Yesterday I went to an interesting talk on Japanese mimetic words, which are onomatopoeia (擬声語 giseigo / 擬音語 giongo) or words connected to actions, emotions or states (擬態語 gitaigo). For example, くすくす (kusu kusu) – to giggle,ぐずぐず[する] (guzu guzu [suru]) – to procrastinate or dawdle.
Researchers in Japan have found that Japanese mothers use a much higher proportion of mimetic words with young children (60%) than with adults (10%), and their experiments found that children find mimetic verbs (those that use sound symbolism) easier to learn than non-mimetic verbs. They call this process mimetic bootstrapping. They also tested English-speaking children and adults using Japanese mimetic verbs and found that they were able to guess their meanings above the level of chance.

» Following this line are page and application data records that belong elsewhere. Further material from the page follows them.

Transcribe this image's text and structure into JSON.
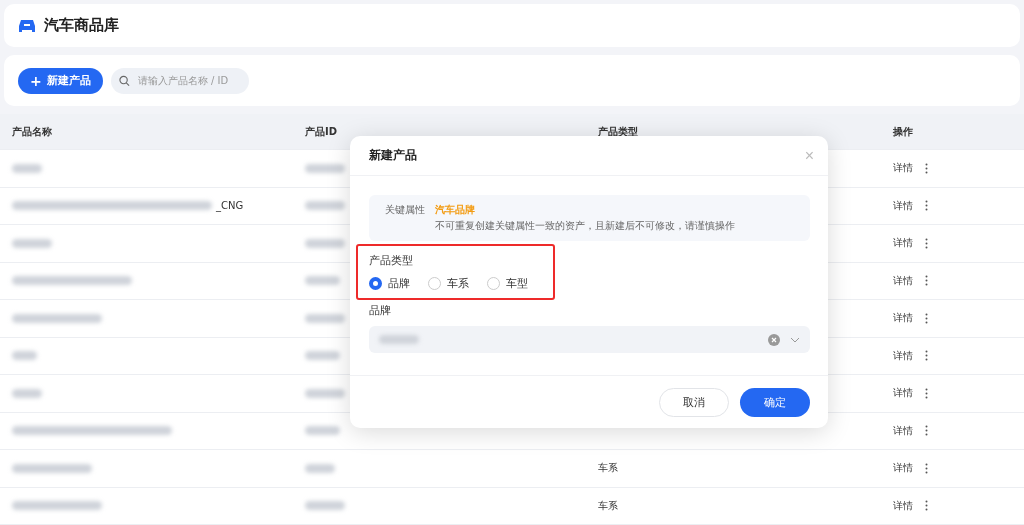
{
  "header": {
    "title": "汽车商品库"
  },
  "toolbar": {
    "new_button": "新建产品",
    "plus": "+",
    "search": {
      "placeholder": "请输入产品名称 / ID"
    }
  },
  "table": {
    "columns": [
      "产品名称",
      "产品ID",
      "产品类型",
      "操作"
    ],
    "rows": [
      {
        "name_tail": "",
        "type": "",
        "action": "详情"
      },
      {
        "name_tail": "_CNG",
        "type": "",
        "action": "详情"
      },
      {
        "name_tail": "",
        "type": "",
        "action": "详情"
      },
      {
        "name_tail": "",
        "type": "",
        "action": "详情"
      },
      {
        "name_tail": "",
        "type": "",
        "action": "详情"
      },
      {
        "name_tail": "",
        "type": "",
        "action": "详情"
      },
      {
        "name_tail": "",
        "type": "",
        "action": "详情"
      },
      {
        "name_tail": "",
        "type": "",
        "action": "详情"
      },
      {
        "name_tail": "",
        "type": "车系",
        "action": "详情"
      },
      {
        "name_tail": "",
        "type": "车系",
        "action": "详情"
      }
    ]
  },
  "dialog": {
    "title": "新建产品",
    "close": "×",
    "notice": {
      "label": "关键属性",
      "value": "汽车品牌",
      "text": "不可重复创建关键属性一致的资产，且新建后不可修改，请谨慎操作"
    },
    "type_field": {
      "label": "产品类型",
      "highlighted": true,
      "options": [
        {
          "label": "品牌",
          "selected": true
        },
        {
          "label": "车系",
          "selected": false
        },
        {
          "label": "车型",
          "selected": false
        }
      ]
    },
    "brand_field": {
      "label": "品牌"
    },
    "buttons": [
      {
        "label": "取消",
        "kind": "secondary"
      },
      {
        "label": "确定",
        "kind": "primary"
      }
    ]
  }
}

They also mentioned that mimetic words are not just found in Japanese – they are in fact found in the form similar to gitaigo in many of the worlds languages, though are rare in Indo-European languages.